- **WHAT IS EXPECTED**:
Copy out the listing that follows exactly, dropping every picture.

- **TASK MATERIAL**:
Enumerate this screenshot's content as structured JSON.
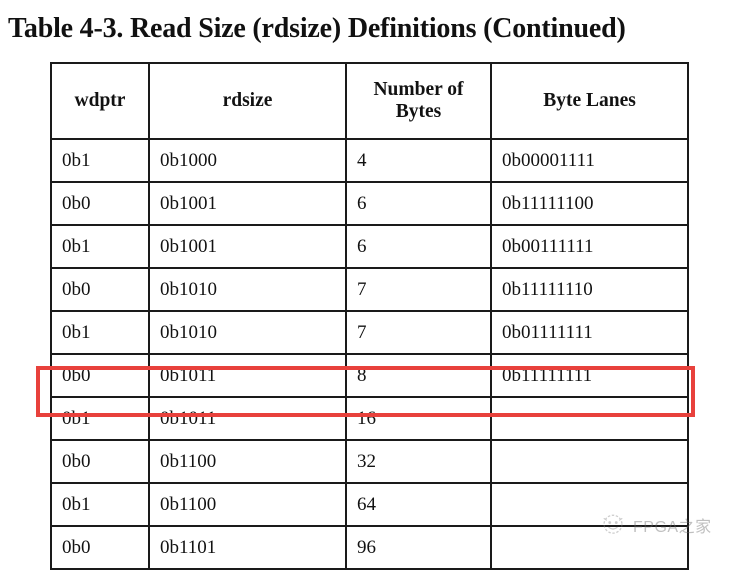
{
  "document": {
    "caption": "Table 4-3. Read Size (rdsize) Definitions (Continued)"
  },
  "table": {
    "headers": [
      "wdptr",
      "rdsize",
      "Number of Bytes",
      "Byte Lanes"
    ],
    "rows": [
      {
        "wdptr": "0b1",
        "rdsize": "0b1000",
        "bytes": "4",
        "lanes": "0b00001111"
      },
      {
        "wdptr": "0b0",
        "rdsize": "0b1001",
        "bytes": "6",
        "lanes": "0b11111100"
      },
      {
        "wdptr": "0b1",
        "rdsize": "0b1001",
        "bytes": "6",
        "lanes": "0b00111111"
      },
      {
        "wdptr": "0b0",
        "rdsize": "0b1010",
        "bytes": "7",
        "lanes": "0b11111110"
      },
      {
        "wdptr": "0b1",
        "rdsize": "0b1010",
        "bytes": "7",
        "lanes": "0b01111111"
      },
      {
        "wdptr": "0b0",
        "rdsize": "0b1011",
        "bytes": "8",
        "lanes": "0b11111111"
      },
      {
        "wdptr": "0b1",
        "rdsize": "0b1011",
        "bytes": "16",
        "lanes": ""
      },
      {
        "wdptr": "0b0",
        "rdsize": "0b1100",
        "bytes": "32",
        "lanes": ""
      },
      {
        "wdptr": "0b1",
        "rdsize": "0b1100",
        "bytes": "64",
        "lanes": ""
      },
      {
        "wdptr": "0b0",
        "rdsize": "0b1101",
        "bytes": "96",
        "lanes": ""
      }
    ],
    "highlighted_row_index": 5
  },
  "annotation": {
    "color": "#e8413c",
    "kind": "rectangle-highlight"
  },
  "watermark": {
    "text": "FPGA之家",
    "icon": "fpga-home-logo-icon"
  }
}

- **REPLY**:
Enumerate this screenshot's content as structured JSON.
{
  "document": {
    "caption": "Table 4-3. Read Size (rdsize) Definitions (Continued)"
  },
  "table": {
    "headers": [
      "wdptr",
      "rdsize",
      "Number of Bytes",
      "Byte Lanes"
    ],
    "rows": [
      {
        "wdptr": "0b1",
        "rdsize": "0b1000",
        "bytes": "4",
        "lanes": "0b00001111"
      },
      {
        "wdptr": "0b0",
        "rdsize": "0b1001",
        "bytes": "6",
        "lanes": "0b11111100"
      },
      {
        "wdptr": "0b1",
        "rdsize": "0b1001",
        "bytes": "6",
        "lanes": "0b00111111"
      },
      {
        "wdptr": "0b0",
        "rdsize": "0b1010",
        "bytes": "7",
        "lanes": "0b11111110"
      },
      {
        "wdptr": "0b1",
        "rdsize": "0b1010",
        "bytes": "7",
        "lanes": "0b01111111"
      },
      {
        "wdptr": "0b0",
        "rdsize": "0b1011",
        "bytes": "8",
        "lanes": "0b11111111"
      },
      {
        "wdptr": "0b1",
        "rdsize": "0b1011",
        "bytes": "16",
        "lanes": ""
      },
      {
        "wdptr": "0b0",
        "rdsize": "0b1100",
        "bytes": "32",
        "lanes": ""
      },
      {
        "wdptr": "0b1",
        "rdsize": "0b1100",
        "bytes": "64",
        "lanes": ""
      },
      {
        "wdptr": "0b0",
        "rdsize": "0b1101",
        "bytes": "96",
        "lanes": ""
      }
    ],
    "highlighted_row_index": 5
  },
  "annotation": {
    "color": "#e8413c",
    "kind": "rectangle-highlight"
  },
  "watermark": {
    "text": "FPGA之家",
    "icon": "fpga-home-logo-icon"
  }
}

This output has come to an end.